Iron Arrow Honor Society
The Iron Arrow Honor Society is an association based at the University of Miami. Founded in 1926 as an all-male organization, the Iron Arrow Honor Society had a sister organization for women from 1936 to 1966. In that year, the sister organization chose to end its affiliation with the Iron Arrow Honor Society.
In 1972, Title IX was passed by the United States Congress. The goal of this legislation was to end discrimination on the basis of women. Title IX stated that no educational institution or entity receiving federal funding was allowed to deny anyone admission on the basis of gender. In 1974, regulations were issued to standardize implementation of this law. In 1976, the University of Miami was notified by the federal government that the Iron Arrow Honor Society was in violation of the law and therefore could not receive money from the school.
The University of Miami asked the federal Department of Health, Education and Welfare for time to establish new membership protocols. The Department agreed as long as the Iron Arrow Honor Society performed its initiation ceremony off-campus. Formerly, this initiation took place on a mound located outside the student union building. The Iron Arrow Honor Society then filed a lawsuit against the University seeking an injunction that would prevent the school from moving the initiation ceremony.

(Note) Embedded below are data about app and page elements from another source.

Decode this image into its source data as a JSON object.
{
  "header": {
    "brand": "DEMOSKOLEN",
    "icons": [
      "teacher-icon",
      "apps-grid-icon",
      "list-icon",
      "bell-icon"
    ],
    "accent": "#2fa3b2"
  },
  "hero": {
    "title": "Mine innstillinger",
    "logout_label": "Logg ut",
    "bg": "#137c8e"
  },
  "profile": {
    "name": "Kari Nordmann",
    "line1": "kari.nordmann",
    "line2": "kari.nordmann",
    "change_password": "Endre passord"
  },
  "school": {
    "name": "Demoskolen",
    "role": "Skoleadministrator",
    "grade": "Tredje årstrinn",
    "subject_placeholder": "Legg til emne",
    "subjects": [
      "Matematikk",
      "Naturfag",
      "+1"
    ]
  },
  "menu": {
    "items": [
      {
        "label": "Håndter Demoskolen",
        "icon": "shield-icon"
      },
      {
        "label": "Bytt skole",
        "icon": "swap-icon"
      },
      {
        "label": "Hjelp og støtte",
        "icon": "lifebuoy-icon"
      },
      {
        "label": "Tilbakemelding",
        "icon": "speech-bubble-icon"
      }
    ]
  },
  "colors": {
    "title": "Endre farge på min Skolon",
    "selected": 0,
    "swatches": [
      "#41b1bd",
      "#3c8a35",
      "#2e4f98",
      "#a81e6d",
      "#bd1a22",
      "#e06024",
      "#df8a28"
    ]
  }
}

The case was heard in Florida district court, which ruled in favor of the school. The Iron Arrow Honor Society appealed the verdict, which was then reversed. A series of rulings brought the case to the Supreme Court, which sent it back down for further review before issuing its final ruling. In the interim, the university informed the Iron Arrow Honor Society that it would not be permitted on campus regardless of the Supreme Court's ruling unless women were admitted into the organization.
In hearing the case for the final time, the Supreme Court had to consider the issue of whether it could issue a ruling in a case which seemed to have already reached a conclusion. The University argued that since their decision about the Iron Arrow Honor Society was already made, there was no point in a further Supreme Court ruling. In an appeals court hearing, a split opinion concluded that it was still possible for the courts to order the University to take additional actions, such as forcing the Iron Arrow Honor Society to quit using its name.

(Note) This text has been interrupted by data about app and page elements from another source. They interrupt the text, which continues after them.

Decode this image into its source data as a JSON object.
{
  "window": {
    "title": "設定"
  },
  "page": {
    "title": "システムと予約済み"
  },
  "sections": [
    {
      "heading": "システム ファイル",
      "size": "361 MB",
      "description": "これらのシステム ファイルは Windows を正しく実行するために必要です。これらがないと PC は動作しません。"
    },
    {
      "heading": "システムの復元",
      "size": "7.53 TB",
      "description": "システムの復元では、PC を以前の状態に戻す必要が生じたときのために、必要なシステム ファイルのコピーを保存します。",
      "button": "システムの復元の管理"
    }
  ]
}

However, the Supreme Court declined to issue any such instructions, as did the courts below it. The case therefore was closed without further legal action. Two years later, the Iron Arrow Honor Society decided to allow women to join the organization. The University of Miami therefore permitted the Iron Arrow Honor Society to resume operation on campus. There have been no subsequent legal developments concerning the activities of the Iron Arrow Honor Society, which admits roughly 30 people a year.